━━ Exercise input

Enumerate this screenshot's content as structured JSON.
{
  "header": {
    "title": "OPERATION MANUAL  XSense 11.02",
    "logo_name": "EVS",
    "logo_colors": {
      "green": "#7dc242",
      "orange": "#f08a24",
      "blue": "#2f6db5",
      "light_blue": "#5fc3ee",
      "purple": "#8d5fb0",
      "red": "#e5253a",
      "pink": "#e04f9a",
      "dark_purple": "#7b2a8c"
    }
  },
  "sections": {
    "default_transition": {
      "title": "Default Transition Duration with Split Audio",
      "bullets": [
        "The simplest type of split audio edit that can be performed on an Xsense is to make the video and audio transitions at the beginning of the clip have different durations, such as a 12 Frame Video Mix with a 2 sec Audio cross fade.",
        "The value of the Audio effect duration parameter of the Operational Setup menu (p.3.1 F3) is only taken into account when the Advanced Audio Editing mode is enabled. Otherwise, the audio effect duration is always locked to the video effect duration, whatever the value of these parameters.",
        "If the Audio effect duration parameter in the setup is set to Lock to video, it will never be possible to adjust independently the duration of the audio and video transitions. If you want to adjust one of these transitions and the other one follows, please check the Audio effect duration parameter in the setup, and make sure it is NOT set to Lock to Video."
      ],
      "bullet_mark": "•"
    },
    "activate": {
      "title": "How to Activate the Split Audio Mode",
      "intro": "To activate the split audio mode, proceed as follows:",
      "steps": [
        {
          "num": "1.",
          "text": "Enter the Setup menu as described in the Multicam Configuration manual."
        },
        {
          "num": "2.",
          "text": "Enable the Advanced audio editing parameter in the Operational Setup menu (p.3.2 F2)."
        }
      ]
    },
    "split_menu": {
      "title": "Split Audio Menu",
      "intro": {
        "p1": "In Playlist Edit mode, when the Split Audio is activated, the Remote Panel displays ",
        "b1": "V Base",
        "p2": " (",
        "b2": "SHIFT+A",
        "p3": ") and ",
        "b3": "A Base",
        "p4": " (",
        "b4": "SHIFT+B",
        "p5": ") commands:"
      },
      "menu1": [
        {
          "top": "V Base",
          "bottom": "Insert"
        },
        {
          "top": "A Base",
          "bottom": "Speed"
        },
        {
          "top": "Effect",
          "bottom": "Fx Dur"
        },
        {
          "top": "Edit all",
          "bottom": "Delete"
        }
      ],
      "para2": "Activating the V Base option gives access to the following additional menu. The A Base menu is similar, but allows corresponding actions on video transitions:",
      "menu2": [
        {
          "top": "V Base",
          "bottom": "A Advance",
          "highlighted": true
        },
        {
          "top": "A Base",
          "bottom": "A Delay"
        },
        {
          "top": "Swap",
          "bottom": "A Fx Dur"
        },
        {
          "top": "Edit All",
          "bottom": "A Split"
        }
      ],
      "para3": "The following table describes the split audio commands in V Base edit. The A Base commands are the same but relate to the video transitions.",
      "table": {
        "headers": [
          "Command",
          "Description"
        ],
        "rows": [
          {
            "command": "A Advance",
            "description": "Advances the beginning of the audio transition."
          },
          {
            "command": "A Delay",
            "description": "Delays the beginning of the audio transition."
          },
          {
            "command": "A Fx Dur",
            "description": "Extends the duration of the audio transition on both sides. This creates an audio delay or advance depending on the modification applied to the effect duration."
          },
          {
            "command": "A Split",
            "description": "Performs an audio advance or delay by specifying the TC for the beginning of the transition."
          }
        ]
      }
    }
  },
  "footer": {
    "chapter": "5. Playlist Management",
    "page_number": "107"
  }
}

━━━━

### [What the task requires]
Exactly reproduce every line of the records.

### [Answer section]
Enumerate this screenshot's content as structured JSON.
{
  "header": {
    "title": "OPERATION MANUAL  XSense 11.02",
    "logo_name": "EVS",
    "logo_colors": {
      "green": "#7dc242",
      "orange": "#f08a24",
      "blue": "#2f6db5",
      "light_blue": "#5fc3ee",
      "purple": "#8d5fb0",
      "red": "#e5253a",
      "pink": "#e04f9a",
      "dark_purple": "#7b2a8c"
    }
  },
  "sections": {
    "default_transition": {
      "title": "Default Transition Duration with Split Audio",
      "bullets": [
        "The simplest type of split audio edit that can be performed on an Xsense is to make the video and audio transitions at the beginning of the clip have different durations, such as a 12 Frame Video Mix with a 2 sec Audio cross fade.",
        "The value of the Audio effect duration parameter of the Operational Setup menu (p.3.1 F3) is only taken into account when the Advanced Audio Editing mode is enabled. Otherwise, the audio effect duration is always locked to the video effect duration, whatever the value of these parameters.",
        "If the Audio effect duration parameter in the setup is set to Lock to video, it will never be possible to adjust independently the duration of the audio and video transitions. If you want to adjust one of these transitions and the other one follows, please check the Audio effect duration parameter in the setup, and make sure it is NOT set to Lock to Video."
      ],
      "bullet_mark": "•"
    },
    "activate": {
      "title": "How to Activate the Split Audio Mode",
      "intro": "To activate the split audio mode, proceed as follows:",
      "steps": [
        {
          "num": "1.",
          "text": "Enter the Setup menu as described in the Multicam Configuration manual."
        },
        {
          "num": "2.",
          "text": "Enable the Advanced audio editing parameter in the Operational Setup menu (p.3.2 F2)."
        }
      ]
    },
    "split_menu": {
      "title": "Split Audio Menu",
      "intro": {
        "p1": "In Playlist Edit mode, when the Split Audio is activated, the Remote Panel displays ",
        "b1": "V Base",
        "p2": " (",
        "b2": "SHIFT+A",
        "p3": ") and ",
        "b3": "A Base",
        "p4": " (",
        "b4": "SHIFT+B",
        "p5": ") commands:"
      },
      "menu1": [
        {
          "top": "V Base",
          "bottom": "Insert"
        },
        {
          "top": "A Base",
          "bottom": "Speed"
        },
        {
          "top": "Effect",
          "bottom": "Fx Dur"
        },
        {
          "top": "Edit all",
          "bottom": "Delete"
        }
      ],
      "para2": "Activating the V Base option gives access to the following additional menu. The A Base menu is similar, but allows corresponding actions on video transitions:",
      "menu2": [
        {
          "top": "V Base",
          "bottom": "A Advance",
          "highlighted": true
        },
        {
          "top": "A Base",
          "bottom": "A Delay"
        },
        {
          "top": "Swap",
          "bottom": "A Fx Dur"
        },
        {
          "top": "Edit All",
          "bottom": "A Split"
        }
      ],
      "para3": "The following table describes the split audio commands in V Base edit. The A Base commands are the same but relate to the video transitions.",
      "table": {
        "headers": [
          "Command",
          "Description"
        ],
        "rows": [
          {
            "command": "A Advance",
            "description": "Advances the beginning of the audio transition."
          },
          {
            "command": "A Delay",
            "description": "Delays the beginning of the audio transition."
          },
          {
            "command": "A Fx Dur",
            "description": "Extends the duration of the audio transition on both sides. This creates an audio delay or advance depending on the modification applied to the effect duration."
          },
          {
            "command": "A Split",
            "description": "Performs an audio advance or delay by specifying the TC for the beginning of the transition."
          }
        ]
      }
    }
  },
  "footer": {
    "chapter": "5. Playlist Management",
    "page_number": "107"
  }
}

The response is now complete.